Taylor's language is often considered simple and his imagery plain and very much grounded in the real world. Some scholars, though, believe that his use of language is quite elegant and complex. Raymond E. Craig maintains that “the intertextual and intratextual play within his poetry results from a sophisticated understanding of language that he brings to the making of new poems.” Several critics have also commented on Taylor's wit, suggesting that his sense of humor refutes the common perception about the Puritans' melancholy dispositions. Carol M. Bensick reports that Gods Determinations “goes beyond merely showing that Puritanism didn't approve, let alone mandate, gloom.

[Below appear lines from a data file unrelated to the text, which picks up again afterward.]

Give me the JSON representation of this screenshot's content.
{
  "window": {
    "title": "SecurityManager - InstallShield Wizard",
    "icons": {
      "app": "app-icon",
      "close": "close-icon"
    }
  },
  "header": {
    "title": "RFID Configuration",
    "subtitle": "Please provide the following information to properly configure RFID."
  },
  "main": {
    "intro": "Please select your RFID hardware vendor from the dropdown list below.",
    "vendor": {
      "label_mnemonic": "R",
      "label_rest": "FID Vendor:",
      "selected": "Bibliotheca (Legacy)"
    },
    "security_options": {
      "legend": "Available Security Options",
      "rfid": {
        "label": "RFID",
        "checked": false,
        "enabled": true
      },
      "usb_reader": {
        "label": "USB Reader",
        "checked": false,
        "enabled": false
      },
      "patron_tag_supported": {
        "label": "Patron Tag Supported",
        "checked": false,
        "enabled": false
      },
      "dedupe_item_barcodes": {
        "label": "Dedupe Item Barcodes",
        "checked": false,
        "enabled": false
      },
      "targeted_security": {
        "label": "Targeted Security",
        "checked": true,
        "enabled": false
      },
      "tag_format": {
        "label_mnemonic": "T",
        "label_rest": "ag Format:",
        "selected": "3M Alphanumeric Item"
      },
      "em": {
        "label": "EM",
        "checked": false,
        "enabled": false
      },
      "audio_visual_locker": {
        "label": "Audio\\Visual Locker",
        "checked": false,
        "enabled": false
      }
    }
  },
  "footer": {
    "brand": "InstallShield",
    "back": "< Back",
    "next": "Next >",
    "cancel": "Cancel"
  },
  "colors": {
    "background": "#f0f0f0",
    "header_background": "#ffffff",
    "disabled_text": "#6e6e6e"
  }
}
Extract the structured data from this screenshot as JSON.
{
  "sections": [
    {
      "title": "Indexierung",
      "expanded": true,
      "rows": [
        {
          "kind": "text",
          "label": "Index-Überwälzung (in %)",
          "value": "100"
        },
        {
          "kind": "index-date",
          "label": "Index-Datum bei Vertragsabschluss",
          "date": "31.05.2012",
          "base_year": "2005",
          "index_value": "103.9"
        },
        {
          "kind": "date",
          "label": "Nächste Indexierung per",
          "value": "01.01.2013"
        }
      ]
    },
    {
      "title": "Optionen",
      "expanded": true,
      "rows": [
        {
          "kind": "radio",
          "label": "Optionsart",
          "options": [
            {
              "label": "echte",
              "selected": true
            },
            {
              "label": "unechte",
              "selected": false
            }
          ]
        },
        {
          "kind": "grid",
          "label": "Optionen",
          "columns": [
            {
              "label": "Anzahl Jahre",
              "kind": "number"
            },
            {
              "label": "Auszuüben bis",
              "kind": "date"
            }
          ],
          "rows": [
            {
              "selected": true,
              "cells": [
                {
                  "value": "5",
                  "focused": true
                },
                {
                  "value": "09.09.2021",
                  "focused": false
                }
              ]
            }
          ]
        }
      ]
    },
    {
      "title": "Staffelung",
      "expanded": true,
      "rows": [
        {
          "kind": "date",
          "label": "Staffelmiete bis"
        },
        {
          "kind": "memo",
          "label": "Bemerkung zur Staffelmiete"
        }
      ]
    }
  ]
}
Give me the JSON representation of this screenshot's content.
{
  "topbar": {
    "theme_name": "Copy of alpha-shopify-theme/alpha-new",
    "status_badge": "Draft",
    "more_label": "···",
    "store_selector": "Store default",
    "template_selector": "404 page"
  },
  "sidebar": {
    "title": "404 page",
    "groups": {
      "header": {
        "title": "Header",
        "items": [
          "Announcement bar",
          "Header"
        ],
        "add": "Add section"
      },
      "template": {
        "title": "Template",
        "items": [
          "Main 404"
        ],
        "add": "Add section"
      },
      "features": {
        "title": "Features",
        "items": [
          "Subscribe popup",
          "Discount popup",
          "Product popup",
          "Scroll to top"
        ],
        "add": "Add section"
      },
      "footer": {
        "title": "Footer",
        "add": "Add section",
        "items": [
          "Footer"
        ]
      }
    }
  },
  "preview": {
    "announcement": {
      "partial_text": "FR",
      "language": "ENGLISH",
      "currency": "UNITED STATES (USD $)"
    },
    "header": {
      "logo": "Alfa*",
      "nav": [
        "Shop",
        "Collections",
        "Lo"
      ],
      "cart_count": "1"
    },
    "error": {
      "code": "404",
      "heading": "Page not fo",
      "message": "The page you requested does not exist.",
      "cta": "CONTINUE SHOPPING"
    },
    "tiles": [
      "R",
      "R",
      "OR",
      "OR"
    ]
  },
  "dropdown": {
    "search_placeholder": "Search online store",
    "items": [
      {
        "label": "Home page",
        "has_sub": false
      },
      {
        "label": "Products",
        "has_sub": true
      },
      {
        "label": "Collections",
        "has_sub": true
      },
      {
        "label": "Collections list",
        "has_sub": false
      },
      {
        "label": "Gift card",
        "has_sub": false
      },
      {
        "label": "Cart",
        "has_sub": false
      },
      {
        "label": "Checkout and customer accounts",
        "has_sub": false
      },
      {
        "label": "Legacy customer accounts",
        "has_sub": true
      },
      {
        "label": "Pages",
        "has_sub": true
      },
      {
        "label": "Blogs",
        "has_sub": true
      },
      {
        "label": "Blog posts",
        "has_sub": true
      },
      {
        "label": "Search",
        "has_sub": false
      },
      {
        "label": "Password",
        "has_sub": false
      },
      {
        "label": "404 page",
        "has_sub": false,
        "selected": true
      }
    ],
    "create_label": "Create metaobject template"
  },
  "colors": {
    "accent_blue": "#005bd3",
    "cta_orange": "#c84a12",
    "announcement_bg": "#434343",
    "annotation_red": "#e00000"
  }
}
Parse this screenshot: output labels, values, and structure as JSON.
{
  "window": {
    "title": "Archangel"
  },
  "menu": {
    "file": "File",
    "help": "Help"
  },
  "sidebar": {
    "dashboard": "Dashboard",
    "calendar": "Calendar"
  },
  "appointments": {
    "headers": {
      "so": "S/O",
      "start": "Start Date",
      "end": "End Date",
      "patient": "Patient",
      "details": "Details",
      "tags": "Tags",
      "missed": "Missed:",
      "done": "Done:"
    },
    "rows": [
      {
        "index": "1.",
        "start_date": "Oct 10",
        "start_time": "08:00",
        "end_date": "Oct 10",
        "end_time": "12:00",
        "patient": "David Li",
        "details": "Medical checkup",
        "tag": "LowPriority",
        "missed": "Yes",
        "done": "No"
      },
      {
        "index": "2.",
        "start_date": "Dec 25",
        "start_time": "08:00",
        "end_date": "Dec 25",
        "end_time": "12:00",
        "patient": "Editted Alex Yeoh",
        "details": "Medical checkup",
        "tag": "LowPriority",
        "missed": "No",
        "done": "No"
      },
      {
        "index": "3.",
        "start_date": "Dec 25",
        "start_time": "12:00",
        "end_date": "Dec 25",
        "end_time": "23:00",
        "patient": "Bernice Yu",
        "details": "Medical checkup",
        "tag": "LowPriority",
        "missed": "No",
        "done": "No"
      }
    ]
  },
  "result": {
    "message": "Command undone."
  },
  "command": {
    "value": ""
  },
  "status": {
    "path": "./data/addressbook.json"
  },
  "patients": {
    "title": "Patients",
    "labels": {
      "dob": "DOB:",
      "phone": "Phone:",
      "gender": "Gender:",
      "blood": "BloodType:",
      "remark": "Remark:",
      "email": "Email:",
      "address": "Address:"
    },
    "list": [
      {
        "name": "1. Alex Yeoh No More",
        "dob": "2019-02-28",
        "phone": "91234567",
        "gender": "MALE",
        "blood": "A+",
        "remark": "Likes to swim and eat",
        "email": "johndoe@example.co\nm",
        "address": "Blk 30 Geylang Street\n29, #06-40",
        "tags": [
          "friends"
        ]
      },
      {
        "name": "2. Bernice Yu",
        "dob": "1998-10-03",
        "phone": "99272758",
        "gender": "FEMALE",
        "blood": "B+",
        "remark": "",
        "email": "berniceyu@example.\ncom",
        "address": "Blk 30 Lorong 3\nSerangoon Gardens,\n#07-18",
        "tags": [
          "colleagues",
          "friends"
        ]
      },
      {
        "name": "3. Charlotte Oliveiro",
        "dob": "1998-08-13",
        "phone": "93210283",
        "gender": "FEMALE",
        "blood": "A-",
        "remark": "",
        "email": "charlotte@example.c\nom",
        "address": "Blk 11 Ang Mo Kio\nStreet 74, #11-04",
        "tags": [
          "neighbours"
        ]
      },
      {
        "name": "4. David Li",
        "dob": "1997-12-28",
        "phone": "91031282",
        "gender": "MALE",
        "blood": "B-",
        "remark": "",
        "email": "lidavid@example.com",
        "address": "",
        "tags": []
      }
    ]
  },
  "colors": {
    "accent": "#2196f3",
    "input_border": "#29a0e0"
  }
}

It shows us … that gloom is actually a Puritan dysfunction.” John Gatta, too, notes that Taylor's poetry, compared to the work of many of his New England contemporaries, “emerges as unusual if not unique in the manner and extent to which it exploits comic principles.”